  26. ^ "BBC Nature — Dung eater videos, news and facts". bbc.co.uk. Archived from the original on 25 March 2012. Retrieved 2011-11-27.
  27. ^ Aviles-Rosa EO, Rakhshandeh A, McGlone JJ (May 2019). "Preliminary Study: Depriving Piglets of Maternal Feces for the First Seven Days Post-Partum Changes Piglet Physiology and Performance before and after Weaning". Animals. 9 (5): 268. doi:10.3390/ani9050268. PMC 6562806. PMID 31126021.
  28. ^ Soave O, Brand CD (October 1991). "Coprophagy in animals: a review". The Cornell Veterinarian. 81 (4): 357–64. PMID 1954740. Archived from the original on 2020-11-06. Retrieved 2019-09-30.
  29. ^ Pareek RC (10 July 2020). "Why do HedgeHogs Eat Poop? We Explain!". Small Pet Site. Archived from the original on 2020-08-15. Retrieved 2020-08-14.
  30. ^ Rothman JM, Pell AN, Nkurunungi JB, Dierenfeld ES (2006). "Nutritional aspects of the diet of wild gorillas." (PDF). In Newton-Fisher NE, Notman H, Paterson JD, Reynolds V (eds.). Primates of Western Uganda. New York, NY: Springer Science & Business Media. pp. 153–169. ISBN 978-0-387-33505-6. Archived from the original (PDF) on 18 October 2012.
  31. ^ Walker M (10 March 2010). "Giant meat-eating plants prefer to eat tree shrew poo". BBC - Earth News. Archived from the original on 13 March 2010. Retrieved 19 July 2016.
  32. ^ Pappas S (9 July 2015). "How Hungry Pitcher Plants Get the Poop They Need". Live Science. Archived from the original on 16 July 2016. Retrieved 19 July 2016.
  33. ^ "Manure | Organic, Composting, Gardening". Encyclopedia Britannica.

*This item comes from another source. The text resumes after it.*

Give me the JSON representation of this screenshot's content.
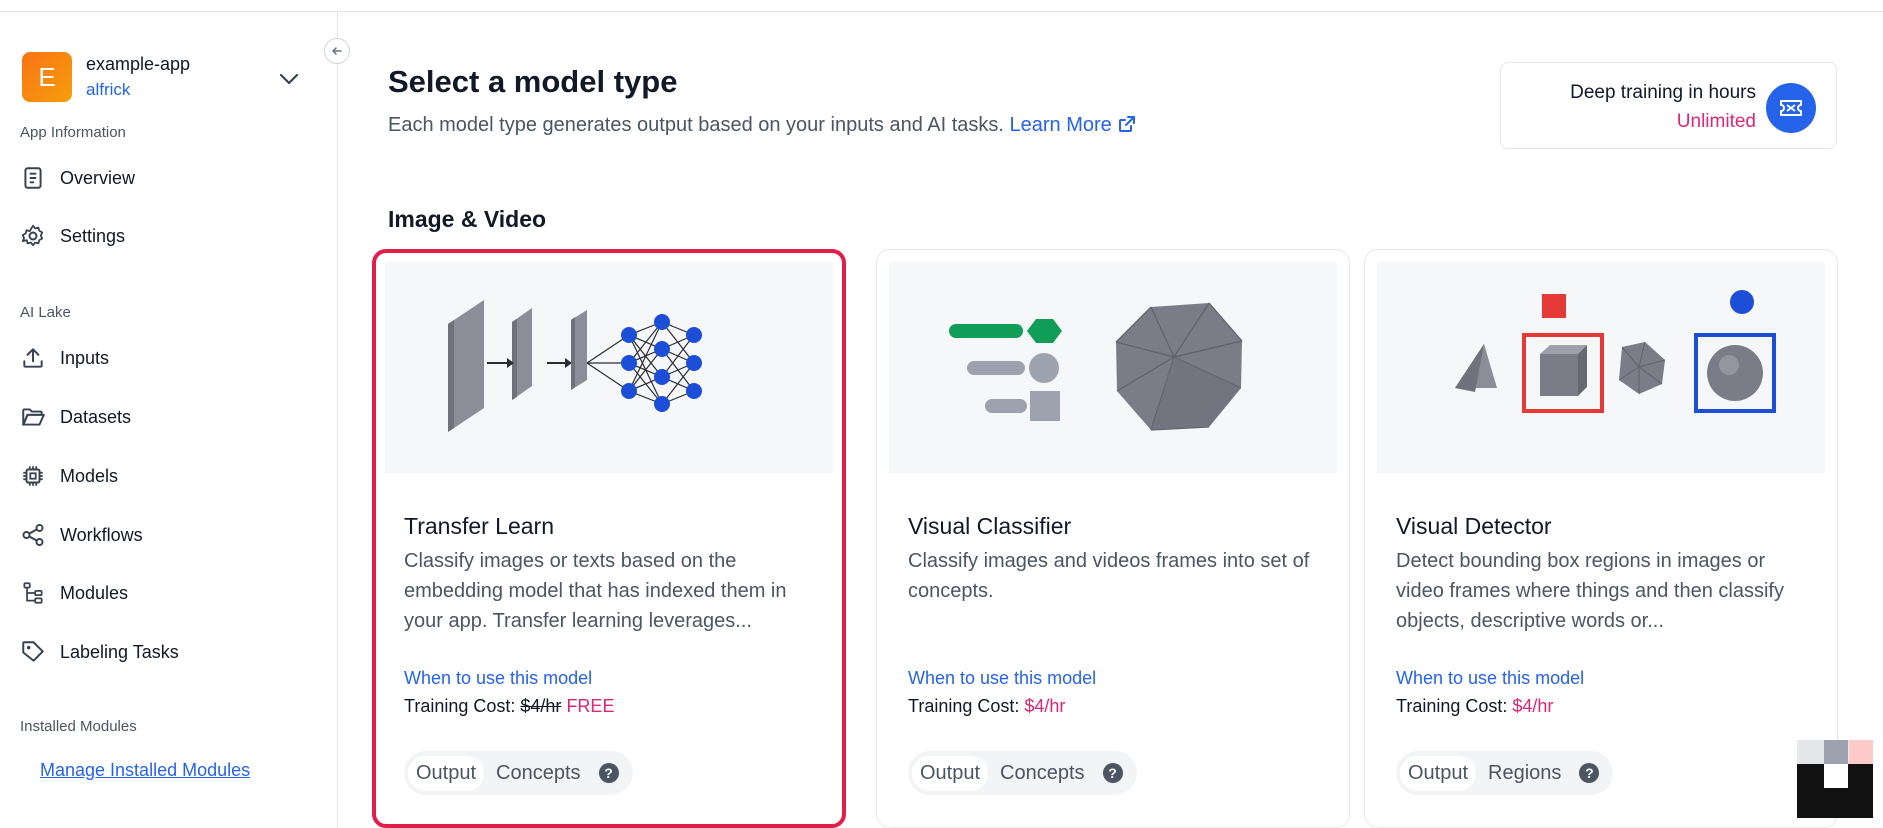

Archived from the original on 7 March 2023. Retrieved 7 January 2024.

Further reading